There’s a drool-worthy new keyboard synth this week bearing the name KORG. The surprise: it comes one day after a widely-anticipated product announcement, and it comes from a single hacker, not KORG. One $25 embedded computer plus one controller equals one hackable, lovely instrument – with knobs and patch cords, no less.

So, it’s hard not to compare this to the announcement yesterday.

KORG makes some wonderful products, and it’s safe to say that a lot of electronic musicians view them as a company that uniquely “gets” it. From the monotron line to releasing analog filter circuit designs, the ongoing endurance of the KAOSS to the success of microKORG to savvy about new platforms (iPad and even Nintendo DS), they’ve found a unique place in the hearts of synth enthusiasts.

Perhaps that means the bar is set higher for KORG – and yesterday, that produced some serious disappointment. Teasing new product announcements is a potentially-dangerous business, and the rumor mill’s imagination (new monotron keyboards) exceeded the reality. Workstations, color schemes, and tuners will likely do well in stores, but they aren’t going to set the online synth enthusiast community aflame. (Whether what that community wants is something that makes business sense is another matter entirely, but it’s at least a cautionary tale in marketing.)

What’s better than waiting for someone to make something, though? Making it yourself. Friend of the site Marc Resibois hooks up the KORG-manufactured MS-20 Legacy Collection USB Controller, a short-lived but fantastic hardware accessory for the company’s plug-ins, to the US$25 Raspberry Pi. The result is a workable, self-contained, digital synth. (This has all-new synth code, so think of it more as a new synth than an MS-20 clone.)
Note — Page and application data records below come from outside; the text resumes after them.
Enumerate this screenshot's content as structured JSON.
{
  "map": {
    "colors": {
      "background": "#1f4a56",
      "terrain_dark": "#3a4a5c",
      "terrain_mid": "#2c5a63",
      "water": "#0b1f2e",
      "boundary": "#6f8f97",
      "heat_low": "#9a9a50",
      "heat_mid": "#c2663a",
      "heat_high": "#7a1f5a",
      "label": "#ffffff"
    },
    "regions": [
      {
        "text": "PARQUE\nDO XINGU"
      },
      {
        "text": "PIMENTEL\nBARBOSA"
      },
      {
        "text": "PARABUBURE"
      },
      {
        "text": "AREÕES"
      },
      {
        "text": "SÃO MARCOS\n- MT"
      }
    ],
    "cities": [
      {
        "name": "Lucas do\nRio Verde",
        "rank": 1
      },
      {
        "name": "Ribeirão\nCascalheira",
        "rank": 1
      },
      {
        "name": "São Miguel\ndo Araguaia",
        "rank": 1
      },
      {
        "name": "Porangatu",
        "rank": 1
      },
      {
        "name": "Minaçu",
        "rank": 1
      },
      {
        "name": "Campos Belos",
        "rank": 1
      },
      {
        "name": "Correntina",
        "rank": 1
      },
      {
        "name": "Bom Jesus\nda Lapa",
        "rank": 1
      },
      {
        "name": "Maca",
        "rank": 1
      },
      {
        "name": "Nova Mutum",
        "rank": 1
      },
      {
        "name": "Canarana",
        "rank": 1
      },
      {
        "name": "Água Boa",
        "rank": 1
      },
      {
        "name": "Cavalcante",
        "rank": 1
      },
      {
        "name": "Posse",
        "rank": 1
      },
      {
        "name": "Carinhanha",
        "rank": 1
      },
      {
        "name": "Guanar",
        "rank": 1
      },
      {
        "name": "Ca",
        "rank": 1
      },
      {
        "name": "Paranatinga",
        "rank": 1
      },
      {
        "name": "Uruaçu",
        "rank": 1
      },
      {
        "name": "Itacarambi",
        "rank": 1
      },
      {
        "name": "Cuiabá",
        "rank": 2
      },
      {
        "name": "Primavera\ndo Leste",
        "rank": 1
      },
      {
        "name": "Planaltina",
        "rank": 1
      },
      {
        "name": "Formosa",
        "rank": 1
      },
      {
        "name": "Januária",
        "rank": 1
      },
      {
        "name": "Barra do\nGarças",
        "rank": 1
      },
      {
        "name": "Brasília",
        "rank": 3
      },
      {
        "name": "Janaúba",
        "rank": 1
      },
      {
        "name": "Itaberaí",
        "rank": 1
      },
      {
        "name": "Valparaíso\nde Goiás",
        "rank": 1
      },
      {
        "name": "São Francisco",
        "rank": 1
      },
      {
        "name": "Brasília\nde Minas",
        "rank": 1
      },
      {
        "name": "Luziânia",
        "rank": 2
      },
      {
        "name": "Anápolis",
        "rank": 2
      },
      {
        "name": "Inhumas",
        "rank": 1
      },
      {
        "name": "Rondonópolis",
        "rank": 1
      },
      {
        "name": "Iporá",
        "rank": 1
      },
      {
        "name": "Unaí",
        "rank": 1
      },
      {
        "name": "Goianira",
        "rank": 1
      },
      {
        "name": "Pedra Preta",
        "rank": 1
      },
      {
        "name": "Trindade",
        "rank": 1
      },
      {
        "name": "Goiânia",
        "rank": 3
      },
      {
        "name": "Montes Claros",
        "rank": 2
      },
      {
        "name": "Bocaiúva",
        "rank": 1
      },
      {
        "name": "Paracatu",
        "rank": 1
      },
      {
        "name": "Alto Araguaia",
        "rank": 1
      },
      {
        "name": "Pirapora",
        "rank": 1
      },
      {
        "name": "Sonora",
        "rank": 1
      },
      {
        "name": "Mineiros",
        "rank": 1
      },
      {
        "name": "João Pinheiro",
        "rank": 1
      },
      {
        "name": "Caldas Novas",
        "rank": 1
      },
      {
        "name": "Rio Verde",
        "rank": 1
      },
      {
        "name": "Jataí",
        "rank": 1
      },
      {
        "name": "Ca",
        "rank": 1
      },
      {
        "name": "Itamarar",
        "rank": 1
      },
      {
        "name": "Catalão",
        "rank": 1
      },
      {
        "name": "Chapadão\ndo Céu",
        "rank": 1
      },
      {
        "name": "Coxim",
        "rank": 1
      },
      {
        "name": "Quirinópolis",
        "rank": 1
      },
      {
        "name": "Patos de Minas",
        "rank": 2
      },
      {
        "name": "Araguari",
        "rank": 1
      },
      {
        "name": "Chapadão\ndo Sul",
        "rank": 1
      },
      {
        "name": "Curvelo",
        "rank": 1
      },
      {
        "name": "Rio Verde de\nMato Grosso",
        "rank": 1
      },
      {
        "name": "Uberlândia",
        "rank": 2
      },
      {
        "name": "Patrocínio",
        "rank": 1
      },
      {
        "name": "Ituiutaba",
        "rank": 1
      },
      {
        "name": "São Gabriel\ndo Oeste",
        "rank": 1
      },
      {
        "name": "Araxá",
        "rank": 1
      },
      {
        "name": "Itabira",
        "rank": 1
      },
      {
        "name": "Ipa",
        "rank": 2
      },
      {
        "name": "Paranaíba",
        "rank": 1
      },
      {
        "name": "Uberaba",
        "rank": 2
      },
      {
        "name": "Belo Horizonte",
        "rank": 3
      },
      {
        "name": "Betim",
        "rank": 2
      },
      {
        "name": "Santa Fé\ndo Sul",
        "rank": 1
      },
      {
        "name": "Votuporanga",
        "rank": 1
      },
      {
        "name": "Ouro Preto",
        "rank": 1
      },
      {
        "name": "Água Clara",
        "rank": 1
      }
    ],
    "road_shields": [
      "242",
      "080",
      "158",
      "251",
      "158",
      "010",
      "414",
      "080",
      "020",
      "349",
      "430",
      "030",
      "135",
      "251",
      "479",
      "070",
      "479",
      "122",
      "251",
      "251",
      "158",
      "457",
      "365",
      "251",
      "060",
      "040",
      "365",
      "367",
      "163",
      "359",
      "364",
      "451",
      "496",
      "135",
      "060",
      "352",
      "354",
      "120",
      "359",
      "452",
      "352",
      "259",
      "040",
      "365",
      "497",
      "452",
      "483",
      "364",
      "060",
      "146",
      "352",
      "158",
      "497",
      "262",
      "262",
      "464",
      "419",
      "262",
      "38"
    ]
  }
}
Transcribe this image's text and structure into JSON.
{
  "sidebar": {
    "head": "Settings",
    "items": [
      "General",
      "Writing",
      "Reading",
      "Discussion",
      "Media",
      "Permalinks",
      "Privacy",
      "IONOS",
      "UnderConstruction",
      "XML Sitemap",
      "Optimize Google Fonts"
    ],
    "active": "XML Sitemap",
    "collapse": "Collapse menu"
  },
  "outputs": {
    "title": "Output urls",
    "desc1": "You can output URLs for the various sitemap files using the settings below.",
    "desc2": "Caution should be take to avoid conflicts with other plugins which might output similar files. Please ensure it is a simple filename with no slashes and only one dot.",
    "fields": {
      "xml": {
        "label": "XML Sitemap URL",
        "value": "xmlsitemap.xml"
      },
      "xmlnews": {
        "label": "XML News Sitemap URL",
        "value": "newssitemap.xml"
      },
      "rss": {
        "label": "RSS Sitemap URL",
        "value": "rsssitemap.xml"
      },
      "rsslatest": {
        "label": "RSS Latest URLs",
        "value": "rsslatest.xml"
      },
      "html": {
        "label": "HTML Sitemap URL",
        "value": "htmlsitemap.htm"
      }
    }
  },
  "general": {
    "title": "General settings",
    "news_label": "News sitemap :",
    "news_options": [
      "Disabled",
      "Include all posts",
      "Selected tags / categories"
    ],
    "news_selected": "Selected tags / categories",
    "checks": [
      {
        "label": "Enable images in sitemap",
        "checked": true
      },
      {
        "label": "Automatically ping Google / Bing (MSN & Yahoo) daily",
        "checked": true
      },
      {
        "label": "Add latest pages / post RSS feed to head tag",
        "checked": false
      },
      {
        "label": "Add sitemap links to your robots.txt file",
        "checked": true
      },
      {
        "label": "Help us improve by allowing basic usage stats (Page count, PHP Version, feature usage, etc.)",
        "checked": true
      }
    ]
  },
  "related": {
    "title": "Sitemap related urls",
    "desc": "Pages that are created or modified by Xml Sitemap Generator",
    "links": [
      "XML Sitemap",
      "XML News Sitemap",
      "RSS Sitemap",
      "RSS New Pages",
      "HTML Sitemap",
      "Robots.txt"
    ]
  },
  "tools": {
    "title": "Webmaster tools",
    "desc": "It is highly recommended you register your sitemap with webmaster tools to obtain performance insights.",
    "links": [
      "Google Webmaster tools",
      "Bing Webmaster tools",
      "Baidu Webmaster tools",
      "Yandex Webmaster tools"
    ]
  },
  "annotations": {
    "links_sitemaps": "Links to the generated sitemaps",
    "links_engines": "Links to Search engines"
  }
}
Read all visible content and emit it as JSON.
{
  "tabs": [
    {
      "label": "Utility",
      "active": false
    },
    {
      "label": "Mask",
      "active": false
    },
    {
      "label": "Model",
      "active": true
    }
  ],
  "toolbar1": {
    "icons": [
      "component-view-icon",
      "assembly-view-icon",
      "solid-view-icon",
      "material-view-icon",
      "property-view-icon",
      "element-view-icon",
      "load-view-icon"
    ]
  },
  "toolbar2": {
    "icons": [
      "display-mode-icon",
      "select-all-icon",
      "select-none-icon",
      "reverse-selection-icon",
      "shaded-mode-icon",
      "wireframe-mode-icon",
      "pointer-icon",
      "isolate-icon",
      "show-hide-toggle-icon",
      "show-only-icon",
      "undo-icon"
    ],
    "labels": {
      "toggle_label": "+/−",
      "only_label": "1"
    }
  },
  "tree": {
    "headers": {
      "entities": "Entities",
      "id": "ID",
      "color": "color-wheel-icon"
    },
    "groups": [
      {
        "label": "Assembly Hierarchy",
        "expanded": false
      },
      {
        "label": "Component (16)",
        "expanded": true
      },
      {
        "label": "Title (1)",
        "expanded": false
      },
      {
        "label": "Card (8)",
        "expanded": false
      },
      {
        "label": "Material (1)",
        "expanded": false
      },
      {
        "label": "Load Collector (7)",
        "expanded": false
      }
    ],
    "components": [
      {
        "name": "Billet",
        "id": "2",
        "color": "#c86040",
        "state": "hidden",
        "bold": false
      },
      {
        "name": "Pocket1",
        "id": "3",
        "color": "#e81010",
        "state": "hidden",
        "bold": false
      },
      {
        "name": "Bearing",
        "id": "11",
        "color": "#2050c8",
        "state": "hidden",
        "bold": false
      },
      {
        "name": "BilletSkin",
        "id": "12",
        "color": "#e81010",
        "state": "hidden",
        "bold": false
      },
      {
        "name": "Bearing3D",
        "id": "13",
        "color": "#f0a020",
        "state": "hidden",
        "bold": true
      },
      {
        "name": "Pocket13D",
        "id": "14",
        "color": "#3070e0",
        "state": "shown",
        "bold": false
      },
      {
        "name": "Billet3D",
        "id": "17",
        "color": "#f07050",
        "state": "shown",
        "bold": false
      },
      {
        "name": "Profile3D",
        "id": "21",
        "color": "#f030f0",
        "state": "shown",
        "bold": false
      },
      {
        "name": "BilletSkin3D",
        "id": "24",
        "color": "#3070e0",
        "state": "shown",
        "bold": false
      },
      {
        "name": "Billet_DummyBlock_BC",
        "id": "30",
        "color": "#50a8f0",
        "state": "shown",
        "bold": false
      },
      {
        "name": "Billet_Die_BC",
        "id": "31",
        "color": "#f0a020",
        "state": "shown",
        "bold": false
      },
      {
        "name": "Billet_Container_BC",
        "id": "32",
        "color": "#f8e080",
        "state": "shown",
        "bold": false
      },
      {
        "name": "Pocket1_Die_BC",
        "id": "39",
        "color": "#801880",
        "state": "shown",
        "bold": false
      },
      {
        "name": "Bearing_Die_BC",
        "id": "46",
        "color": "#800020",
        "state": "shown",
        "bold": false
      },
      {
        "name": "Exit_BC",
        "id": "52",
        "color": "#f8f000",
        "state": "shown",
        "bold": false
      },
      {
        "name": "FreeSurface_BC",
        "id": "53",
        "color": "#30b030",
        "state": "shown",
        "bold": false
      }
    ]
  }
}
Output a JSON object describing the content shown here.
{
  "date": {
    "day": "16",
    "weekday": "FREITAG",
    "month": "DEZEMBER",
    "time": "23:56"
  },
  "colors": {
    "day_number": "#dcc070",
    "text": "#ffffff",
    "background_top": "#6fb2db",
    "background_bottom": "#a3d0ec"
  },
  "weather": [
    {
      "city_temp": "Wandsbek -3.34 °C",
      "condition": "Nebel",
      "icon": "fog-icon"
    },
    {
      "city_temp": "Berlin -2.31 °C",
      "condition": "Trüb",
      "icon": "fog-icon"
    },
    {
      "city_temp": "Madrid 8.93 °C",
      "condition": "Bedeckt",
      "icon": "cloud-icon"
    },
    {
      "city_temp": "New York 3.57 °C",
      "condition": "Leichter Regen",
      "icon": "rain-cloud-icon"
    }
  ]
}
And it’s a reminder that KORG could learn something from its users about the legacy we love so dearly.

Technical details:

Goofing around with a direct port of my synth architecture on a raspberry pi. Starting with the default sound and tweaking parameters. All done on a stock RPi. Audio recorded through the HDMI out.

Note that I am NOT trying to do a MS-20 clone, I just like the interface and the basic 2 OSC/2 Filter architecture. The Filters are slighly stripped version of the Tony Hardie Bick’s Most Excellent DFM.

Now, perhaps for all KORG has done, it’s worth letting hackers try to make creations themselves. My one plea to KORG, then, would be this:

Re-release the MS-20 USB controller. The thing now works with an iPad with your own app – making it a thousand times cooler than the dozens of look-alike iOS docks out there. And as this example suggests, other people could make new applications for it.

And do pay attention to your legacy. It’s about more than just the sounds of these instruments; it’s the whole experience. Apart from Dave Smith and Moog, the makers of yore seem to neglect that.

But don’t listen to us punters – and yes, I’ll include myself in the punter category, because I didn’t play in Depeche Mode and I was born the same year the MS-20 was.

Listen to Vince Clarke (via Synthtopia).

The Analogue Monologues is a series of mini video-documentaries made by Vince Clarke (Depeche Mode/Yazoo/Erasure). In each webisode Vince talks about one of his analogue synths and explains where the on/off switch is. This series proves, once and for all, that he really doesn’t know much about anything (a must see!).

Don’t believe that last sentence, either.

That’s my message to KORG.

But my message to the rest of this is a bit different. We can make things that don’t have to sell. We can just make ourselves happy. Clearly, you’re not going to make everything in your studio yourself. But the beauty of Marc’s work is, you don’t have to complain online. You can actually go out and make the things you dream of.

In the end, I think we’ll be lucky to have both KORG … and Marc. (And you.)

Follow the process of this Raspberry Pi project and other geeky synth hardware hacking at: